• Membrane-bound beta-amyloid oligomers are recruited into lipid rafts by a fyn-dependent mechanism

      Williamson, Ritchie; Usardi, A.; Hanger, D.P.; Anderton, B.H. (2008)
      Recently published research indicates that soluble oligomers of beta-amyloid (Abeta) may be the key neurotoxic species associated with the progression of Alzheimer's disease (AD) and that the process of Abeta aggregation may drive this event. Furthermore, soluble oligomers of Abeta and tau accumulate in the lipid rafts of brains from AD patients through an as yet unknown mechanism. Using cell culture models we report a novel action of Abeta on neuronal plasma membranes where exogenously applied Abeta in the form of ADDLs can be trafficked on the neuronal membrane and accumulate in lipid rafts. ADDL-induced dynamic alterations in lipid raft protein composition were found to facilitate this movement. We show clear associations between Abeta accumulation and redistribution on the neuronal membrane and alterations in the protein composition of lipid rafts. In addition, our data from fyn(-/-) transgenic mice show that accumulation of Abeta on the neuronal surface was not sufficient to cause cell death but that fyn is required for both the redistribution of Abeta and subsequent cell death.
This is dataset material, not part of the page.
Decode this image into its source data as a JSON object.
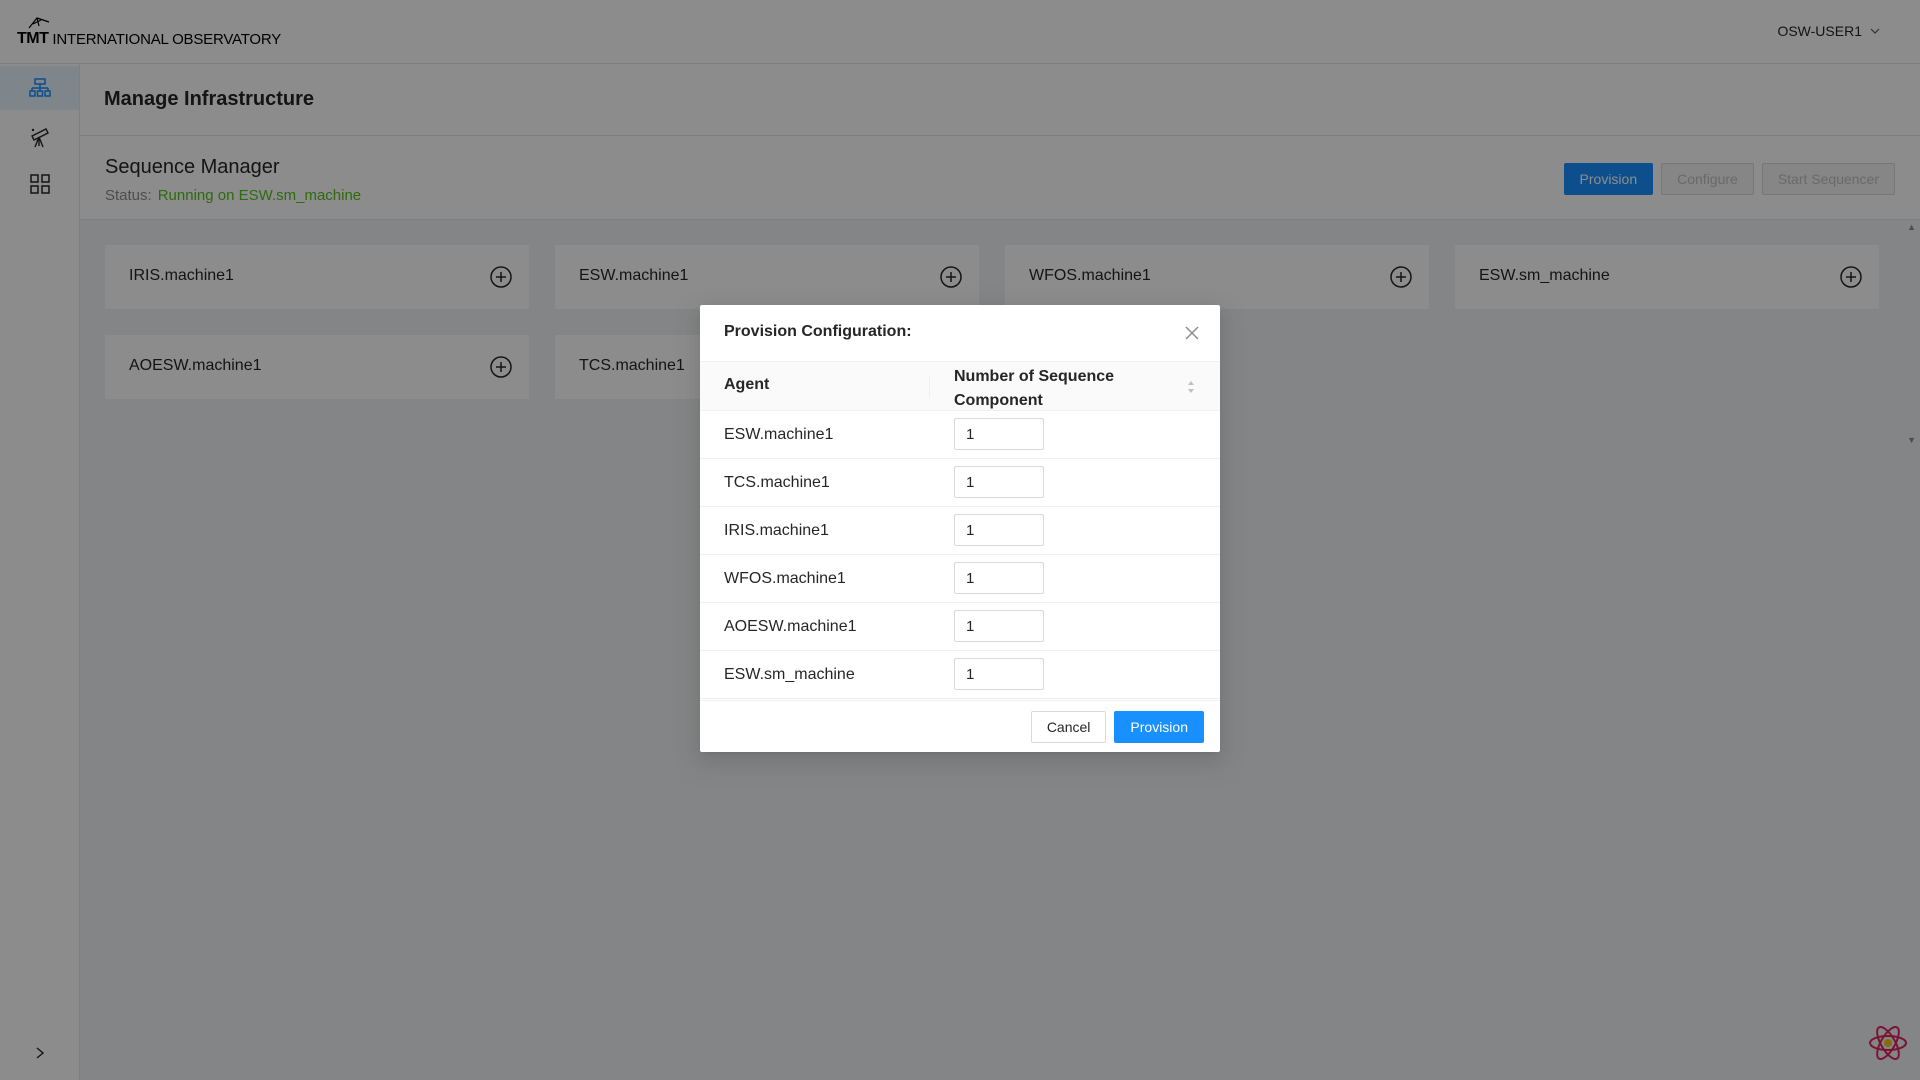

These results identify fyn-dependent Abeta redistribution and accumulation in lipid rafts as being key to ADDL-induced cell death and defines a mechanism by which oligomers of Abeta and tau accumulate in lipid rafts.